Still, some say the tweeting is distracting, not only for fellow worshippers but for those posting tweets, as well. It’s more productive, they say, to focus on the message.
Craig Hayes, the founder and pastor of the nondenominational CrossingPoint Christian Church in Fresno, sees the worship service as a sacred time for introspection and focus.
“If two people are talking at the same time, somebody’s not listening,” Hayes said. “You cannot do two things at once and expect you’re not going to miss something.”
Still, he understands that in this era of social media, organizations are looking for new ways to incorporate online networks. So he also encourages members to tweet — but after the service is over.
“It’s a good way to connect good information to a larger group of people that may not normally go and get that type of information on their own,” Hayes said.
Community leaders said they haven’t seen Twitter gain similar traction among the Houston area’s Jews, Muslims or Hindus.
Rabbi Kenny Weiss, executive director of Houston Hillel, said he hasn’t seen local synagogues adopt the practice but sees how it could help make services more inclusive. But conservative and Orthodox Jews probably wouldn’t partake, as they’re usually discouraged from using electricity during Sabbath, and that includes cell phones, noted Lee Wunsch, president of the Jewish Federation of Greater Houston.
At mosques, the sermon and devotional prayer are usually considered one, so tweeting would be seen as detracting from the act of worship, said Kaleem Siddiqui, a spokesman for the Houston chapter of the Council on American-Islamic Relations.

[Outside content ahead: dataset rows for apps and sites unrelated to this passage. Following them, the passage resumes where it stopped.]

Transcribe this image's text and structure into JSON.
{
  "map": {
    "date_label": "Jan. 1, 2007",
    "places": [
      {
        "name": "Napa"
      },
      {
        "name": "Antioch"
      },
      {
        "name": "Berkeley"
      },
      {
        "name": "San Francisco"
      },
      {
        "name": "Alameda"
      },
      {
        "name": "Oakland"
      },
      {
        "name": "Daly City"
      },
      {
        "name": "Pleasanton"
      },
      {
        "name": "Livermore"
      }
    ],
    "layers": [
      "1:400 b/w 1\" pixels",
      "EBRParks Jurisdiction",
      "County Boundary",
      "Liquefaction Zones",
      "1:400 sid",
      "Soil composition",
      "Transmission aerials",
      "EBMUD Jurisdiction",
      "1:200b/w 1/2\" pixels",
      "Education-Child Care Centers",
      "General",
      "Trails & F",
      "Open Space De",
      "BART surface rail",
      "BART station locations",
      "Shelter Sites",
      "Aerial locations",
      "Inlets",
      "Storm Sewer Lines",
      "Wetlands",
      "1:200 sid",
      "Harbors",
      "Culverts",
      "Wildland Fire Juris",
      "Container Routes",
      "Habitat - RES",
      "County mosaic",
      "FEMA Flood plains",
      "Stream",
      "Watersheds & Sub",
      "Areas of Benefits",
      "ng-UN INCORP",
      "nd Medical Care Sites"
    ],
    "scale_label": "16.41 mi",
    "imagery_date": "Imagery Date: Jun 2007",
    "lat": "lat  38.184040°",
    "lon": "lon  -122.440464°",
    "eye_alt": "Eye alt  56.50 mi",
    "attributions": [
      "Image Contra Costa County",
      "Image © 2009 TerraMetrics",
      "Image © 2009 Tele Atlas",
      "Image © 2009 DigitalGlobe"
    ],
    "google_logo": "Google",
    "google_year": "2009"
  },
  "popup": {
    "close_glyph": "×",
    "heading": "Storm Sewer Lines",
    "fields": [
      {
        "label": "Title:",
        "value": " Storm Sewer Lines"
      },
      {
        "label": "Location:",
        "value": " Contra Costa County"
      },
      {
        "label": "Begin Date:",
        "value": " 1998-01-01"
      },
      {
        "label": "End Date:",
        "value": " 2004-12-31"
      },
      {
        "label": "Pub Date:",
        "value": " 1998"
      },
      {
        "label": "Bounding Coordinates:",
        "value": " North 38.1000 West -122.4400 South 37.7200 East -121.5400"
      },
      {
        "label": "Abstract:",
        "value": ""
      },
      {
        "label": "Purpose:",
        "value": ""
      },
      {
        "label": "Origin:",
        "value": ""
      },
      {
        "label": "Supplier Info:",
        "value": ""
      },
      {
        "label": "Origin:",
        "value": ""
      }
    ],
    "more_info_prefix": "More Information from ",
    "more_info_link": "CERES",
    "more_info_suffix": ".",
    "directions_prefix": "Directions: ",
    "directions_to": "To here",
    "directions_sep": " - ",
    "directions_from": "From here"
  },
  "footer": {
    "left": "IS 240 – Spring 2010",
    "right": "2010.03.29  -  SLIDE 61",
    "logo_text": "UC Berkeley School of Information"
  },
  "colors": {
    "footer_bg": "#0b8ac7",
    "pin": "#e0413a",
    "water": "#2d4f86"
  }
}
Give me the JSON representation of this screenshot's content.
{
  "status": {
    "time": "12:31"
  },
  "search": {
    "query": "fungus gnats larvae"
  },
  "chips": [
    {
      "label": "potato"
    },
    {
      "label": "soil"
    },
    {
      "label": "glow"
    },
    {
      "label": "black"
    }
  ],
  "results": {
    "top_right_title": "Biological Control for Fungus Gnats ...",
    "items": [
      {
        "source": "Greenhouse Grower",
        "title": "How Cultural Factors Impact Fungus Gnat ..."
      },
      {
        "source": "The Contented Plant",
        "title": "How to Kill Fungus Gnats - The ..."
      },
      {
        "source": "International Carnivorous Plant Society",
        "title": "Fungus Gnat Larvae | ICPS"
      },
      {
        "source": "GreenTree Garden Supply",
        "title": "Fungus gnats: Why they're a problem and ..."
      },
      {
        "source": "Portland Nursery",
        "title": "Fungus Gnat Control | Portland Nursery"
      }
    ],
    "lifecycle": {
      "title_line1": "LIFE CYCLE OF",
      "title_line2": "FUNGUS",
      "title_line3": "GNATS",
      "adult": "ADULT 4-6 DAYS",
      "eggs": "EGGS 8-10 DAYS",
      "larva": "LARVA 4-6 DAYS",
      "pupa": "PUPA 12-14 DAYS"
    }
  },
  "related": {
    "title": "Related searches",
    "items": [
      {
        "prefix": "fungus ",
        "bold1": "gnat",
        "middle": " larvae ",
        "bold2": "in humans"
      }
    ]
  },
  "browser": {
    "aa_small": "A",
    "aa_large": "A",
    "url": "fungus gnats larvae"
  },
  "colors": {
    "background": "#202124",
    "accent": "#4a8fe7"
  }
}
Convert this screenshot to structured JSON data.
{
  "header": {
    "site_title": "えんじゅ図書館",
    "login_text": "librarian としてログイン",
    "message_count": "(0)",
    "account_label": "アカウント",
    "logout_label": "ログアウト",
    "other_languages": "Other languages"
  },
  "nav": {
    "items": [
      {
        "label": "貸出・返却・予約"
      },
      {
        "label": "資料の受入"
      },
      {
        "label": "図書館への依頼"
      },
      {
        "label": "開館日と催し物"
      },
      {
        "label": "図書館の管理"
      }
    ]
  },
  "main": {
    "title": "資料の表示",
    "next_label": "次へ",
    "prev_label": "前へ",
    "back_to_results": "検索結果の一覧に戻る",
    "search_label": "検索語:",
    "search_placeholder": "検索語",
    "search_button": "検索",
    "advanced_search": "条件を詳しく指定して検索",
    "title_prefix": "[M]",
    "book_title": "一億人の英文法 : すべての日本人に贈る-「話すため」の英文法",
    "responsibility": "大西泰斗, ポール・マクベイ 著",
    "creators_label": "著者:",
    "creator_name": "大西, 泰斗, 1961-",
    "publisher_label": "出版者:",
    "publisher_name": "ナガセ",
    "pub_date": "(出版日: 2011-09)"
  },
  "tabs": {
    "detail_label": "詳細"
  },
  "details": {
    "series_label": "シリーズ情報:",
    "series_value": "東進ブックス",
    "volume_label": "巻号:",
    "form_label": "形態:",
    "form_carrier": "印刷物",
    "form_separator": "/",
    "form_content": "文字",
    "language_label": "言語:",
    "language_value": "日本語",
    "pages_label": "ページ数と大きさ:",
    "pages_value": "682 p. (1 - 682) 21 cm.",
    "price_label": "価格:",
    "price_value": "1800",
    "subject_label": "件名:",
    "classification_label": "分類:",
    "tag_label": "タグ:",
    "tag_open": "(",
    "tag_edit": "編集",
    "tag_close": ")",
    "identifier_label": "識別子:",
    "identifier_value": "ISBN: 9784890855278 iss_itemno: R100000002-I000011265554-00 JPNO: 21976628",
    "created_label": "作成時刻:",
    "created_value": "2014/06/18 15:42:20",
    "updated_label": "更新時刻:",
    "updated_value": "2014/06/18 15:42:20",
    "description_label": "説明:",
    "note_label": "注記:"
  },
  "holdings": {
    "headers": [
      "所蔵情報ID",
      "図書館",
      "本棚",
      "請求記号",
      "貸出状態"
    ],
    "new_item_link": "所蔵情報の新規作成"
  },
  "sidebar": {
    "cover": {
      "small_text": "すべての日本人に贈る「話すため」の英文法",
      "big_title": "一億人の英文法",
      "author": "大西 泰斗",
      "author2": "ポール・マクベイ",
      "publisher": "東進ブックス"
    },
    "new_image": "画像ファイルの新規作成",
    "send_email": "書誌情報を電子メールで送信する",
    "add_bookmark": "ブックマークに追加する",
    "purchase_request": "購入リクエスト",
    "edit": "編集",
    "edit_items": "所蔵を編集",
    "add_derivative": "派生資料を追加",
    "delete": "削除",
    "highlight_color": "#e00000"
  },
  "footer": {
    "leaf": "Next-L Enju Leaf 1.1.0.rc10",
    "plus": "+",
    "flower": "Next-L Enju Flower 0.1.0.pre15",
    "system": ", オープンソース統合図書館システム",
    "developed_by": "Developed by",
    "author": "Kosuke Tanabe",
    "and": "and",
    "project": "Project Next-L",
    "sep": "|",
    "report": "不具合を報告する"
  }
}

Shook, of the nondenominational Woodlands Church, is still easing into Twitter. During the first interactive service, his wife, Chris, took questions from the congregation via Twitter, and he contributed a tweet of his own: “Chris Shook looks really hot tonight!”
His son tweeted in response: “please don’t broadcast your attraction to mom across Twitter — kind of embarrassing.”
Shook is learning through experience.
“I forgot it went out to the whole twittersphere. I was so embarrassed…,” the pastor said. “But I can see this becoming a real part of the service.”
… continues at source : Tweeting During Church Services
Truly, nothing, absolutely nothing, surprises me in the least with regard to postmodern pragmatic culture driven Emergent Church marketing technology et al.